.Bf -symbolic This interface is obsoleted by strsep(3).
The strtok function is used to isolate sequential tokens in a null-terminated string, str. These tokens are separated in the string by at least one of the characters in sep. The first time that strtok is called, str should be specified; subsequent calls, wishing to obtain further tokens from the same string, should pass a null pointer instead. The separator string, sep, must be supplied each time, and may change between calls.
The implementation will behave as if no library function calls strtok.
The strtok_r function is a reentrant version of strtok. The context pointer last must be provided on each call. The strtok_r function may also be used to nest two parsing loops within one another, as long as separate context pointers are used.
The strtok and strtok_r functions return a pointer to the beginning of each subsequent token in the string, after replacing the token itself with a NUL character. When no more tokens remain, a null pointer is returned.

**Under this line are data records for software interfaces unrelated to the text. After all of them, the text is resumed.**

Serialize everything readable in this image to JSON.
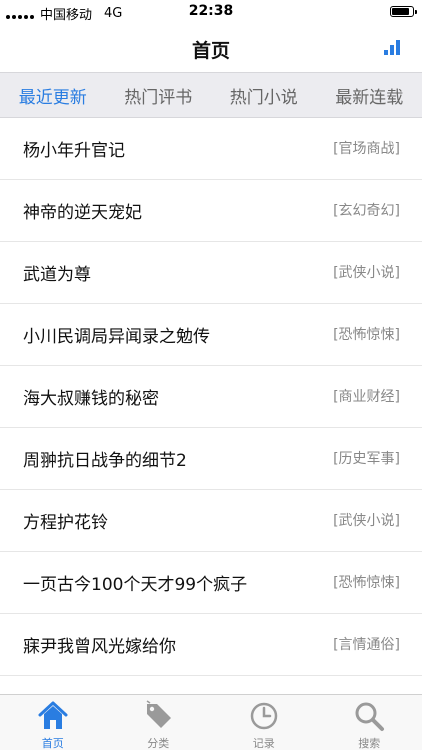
{
  "status_bar": {
    "carrier": "中国移动",
    "network": "4G",
    "time": "22:38",
    "battery_level": 0.85
  },
  "nav": {
    "title": "首页"
  },
  "tabs": [
    {
      "label": "最近更新",
      "active": true
    },
    {
      "label": "热门评书",
      "active": false
    },
    {
      "label": "热门小说",
      "active": false
    },
    {
      "label": "最新连载",
      "active": false
    }
  ],
  "books": [
    {
      "title": "杨小年升官记",
      "category": "[官场商战]"
    },
    {
      "title": "神帝的逆天宠妃",
      "category": "[玄幻奇幻]"
    },
    {
      "title": "武道为尊",
      "category": "[武侠小说]"
    },
    {
      "title": "小川民调局异闻录之勉传",
      "category": "[恐怖惊悚]"
    },
    {
      "title": "海大叔赚钱的秘密",
      "category": "[商业财经]"
    },
    {
      "title": "周翀抗日战争的细节2",
      "category": "[历史军事]"
    },
    {
      "title": "方程护花铃",
      "category": "[武侠小说]"
    },
    {
      "title": "一页古今100个天才99个疯子",
      "category": "[恐怖惊悚]"
    },
    {
      "title": "寐尹我曾风光嫁给你",
      "category": "[言情通俗]"
    }
  ],
  "bottom_tabs": [
    {
      "label": "首页",
      "icon": "home-icon",
      "active": true
    },
    {
      "label": "分类",
      "icon": "tag-icon",
      "active": false
    },
    {
      "label": "记录",
      "icon": "clock-icon",
      "active": false
    },
    {
      "label": "搜索",
      "icon": "search-icon",
      "active": false
    }
  ],
  "colors": {
    "accent": "#2a7de1",
    "tab_bar_bg": "#ececf0",
    "inactive_icon": "#9a9a9a"
  }
}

The following uses strtok_r to parse two strings using separate contexts:
char test, blah;
char *sep = "\\/:;=-";
char *word, *phrase, *brkt, *brkb;
for (word = strtok_r(test, sep, &brkt);
word = strtok_r(NULL, sep, &brkt))
for (phrase = strtok_r(blah, sep, &brkb);
phrase = strtok_r(NULL, sep, &brkb))
printf("So far were at %s:%s\n", word, phrase);
memchr(3), strchr(3), strcspn(3), strpbrk(3), strrchr(3), strsep(3), strspn(3), strstr(3), wcstok(3)